or else go for a voyage to America."
With that he rose to take his leave. "Should you carry out these
instructions to the letter—" he began.
"Yes, yes. Of course I shall carry them out!" said Oblomov
bitterly as he accompanied the physician to the door.
The doctor having departed, Oblomov threw himself back into an arm-chair,
clasped his hands behind his head, and remained sitting in an almost
unthinking heap. Roused by Zakhar to consider once more the question of
changing his quarters, he engaged in a long and heated conversation with the
valet. Eventually he dismissed the man to his den, but could not dismiss
from his own mind certain comparisons which Zakhar had drawn between his
master's life and the life of ordinary people. How strange that suddenly
there should have dawned in him thoughts concerning human fate and destiny!
All at once he found his mind drawing a parallel between that destiny and
his own existence; all at once questions of life arose before his vision,
like owls in an ancient ruin flushed from sleep by a stray ray of sunlight.
Somehow he felt pained and grieved at his arrested development, at the check
which had taken place in his moral growth, at the weight which appeared to
be pressing upon his every faculty. Also gnawing at his heart there was a
sense of envy that others should be living a life so full and free, while
all the time the narrow, pitiful little pathway of his own existence was
being blocked by a great boulder. And in his hesitating soul there arose a
torturing consciousness that many sides of his nature had never yet been
stirred, that others had never even been touched, and that not one of them
had attained complete formation. Yet with this there went an aching
suspicion that, buried in his being, as in a tomb, there still remained a
moribund element of sweetness and light, and that it was an element which,
though hidden in his personality, as a nugget lies lurking in the bowels of
the earth, might once have become minted into sterling coin. But the
treasure was now overlaid with rubbish—was now thickly littered over with
dust. 'Twas as though some one had stolen from him, and besmirched, the
store of gifts with which life and the world had dowered him; so that always
he would be prevented from entering life's field and sailing across it with
the aid of intellect and of will. Yes, at the very start a secret enemy had
laid a heavy hand upon him and diverted him from the road of human destiny.
And now he seemed to be powerless to leave the swamps and wilds in favour of
that road. All around him was a forest, and ever the recesses of his soul
were growing dimmer and darker, and the path more and more tangled, while
the consciousness of his condition kept awaking within him less and less
frequently—to arouse only for a fleeting moment his slumbering faculties.
Brain and volition alike had become paralysed, and, to all appearances,
irrevocably—the events of his life had become whittled down to
microscopical proportions. Yet even with them he was powerless to cope—he
was powerless to pass from one of them to another. Consequently they bandied

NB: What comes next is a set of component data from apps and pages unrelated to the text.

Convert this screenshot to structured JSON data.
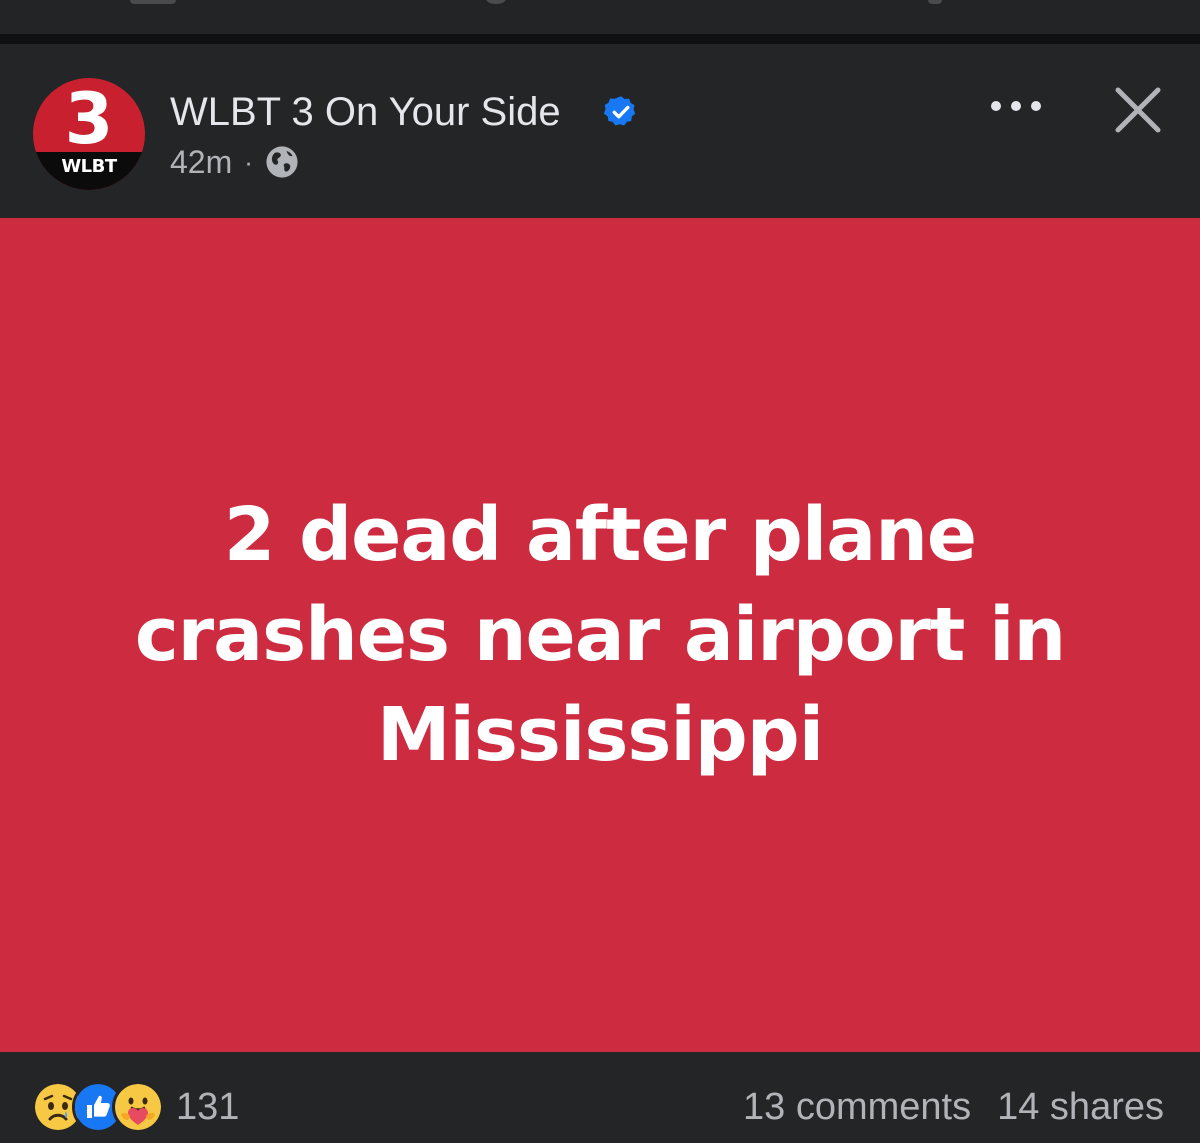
{
  "post": {
    "page_name": "WLBT 3 On Your Side",
    "timestamp": "42m",
    "separator": "·",
    "avatar": {
      "digit": "3",
      "band_text": "WLBT"
    },
    "card": {
      "background_color": "#cd2b40",
      "headline": "2 dead after plane crashes near airport in Mississippi"
    },
    "footer": {
      "reaction_icons": [
        "sad-reaction-icon",
        "like-reaction-icon",
        "care-reaction-icon"
      ],
      "reaction_count": "131",
      "comments": "13 comments",
      "shares": "14 shares"
    }
  },
  "colors": {
    "background": "#242526",
    "text_primary": "#e4e6eb",
    "text_secondary": "#b0b3b8",
    "verified": "#1877f2",
    "brand_red": "#c8202f"
  }
}
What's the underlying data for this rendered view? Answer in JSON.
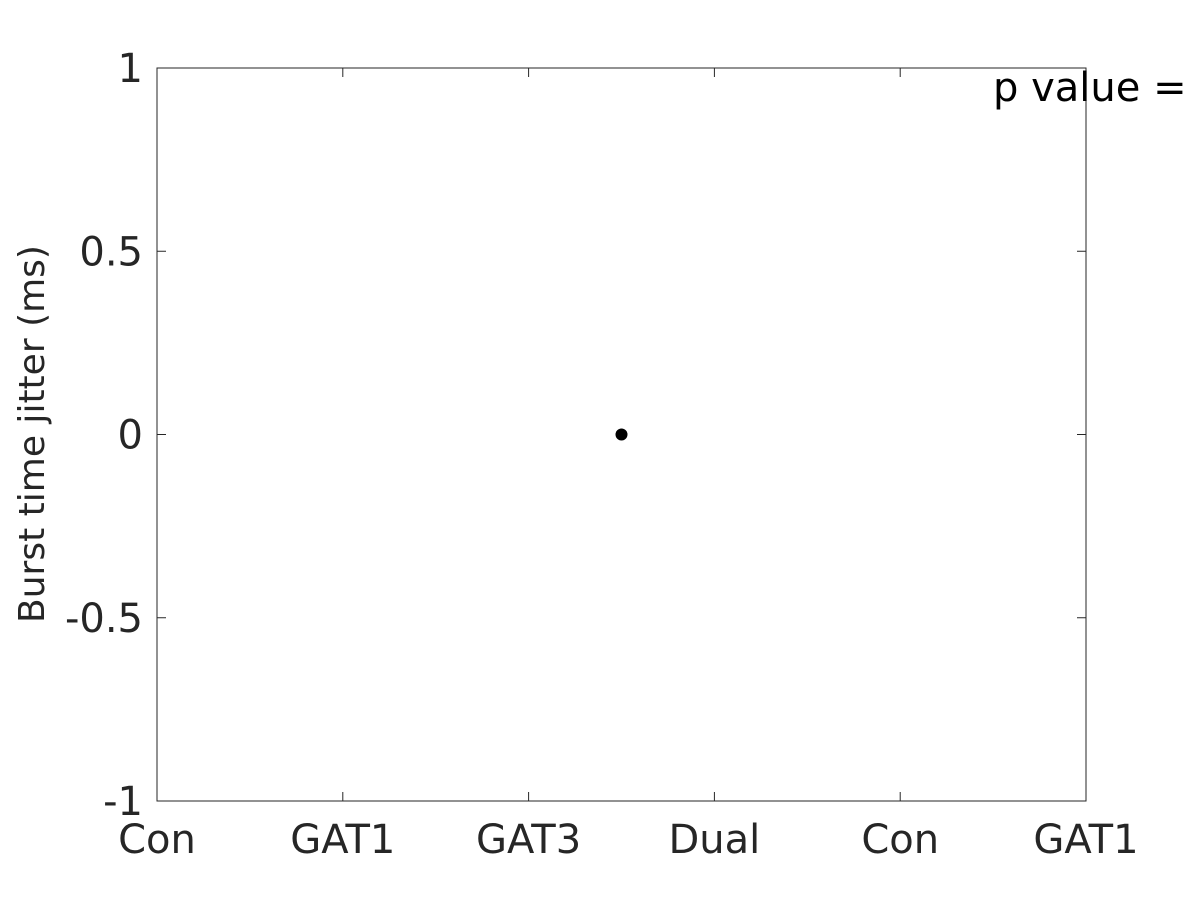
{
  "chart_data": {
    "type": "scatter",
    "title": "",
    "xlabel": "",
    "ylabel": "Burst time jitter (ms)",
    "x_tick_labels": [
      "Con",
      "GAT1",
      "GAT3",
      "Dual",
      "Con",
      "GAT1"
    ],
    "x_ticks": [
      0,
      1,
      2,
      3,
      4,
      5
    ],
    "xlim": [
      0,
      5
    ],
    "y_tick_labels": [
      "1",
      "0.5",
      "0",
      "-0.5",
      "-1"
    ],
    "y_ticks": [
      1,
      0.5,
      0,
      -0.5,
      -1
    ],
    "ylim": [
      -1,
      1
    ],
    "grid": false,
    "points": [
      {
        "x": 2.5,
        "y": 0
      }
    ],
    "annotation": "p value =",
    "colors": {
      "point": "#000000",
      "axis": "#262626",
      "annotation": "#000000"
    }
  }
}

him to and fro like the waves of the ocean. Never was he able to oppose to
any event elasticity of will; never was he able to conceive, as the result
of any event, a reasoned-out impulse. Yet to confess this, even to himself,
always cost him a bitter pang: his fruitless regrets for lost opportunities,
coupled with burning reproaches of conscience, always pricked him like
needles, and led him to strive to put away such reproaches and to discover a
scapegoat. . . .
Once again Oblomov sank asleep; and as he slept he dreamed of a different
period, of different people, of a different place from the present. Let us
follow him thither.
[balalaiki:] Three-stringed, lute-like
[gorielki:] A sort of catch-as-catch-can.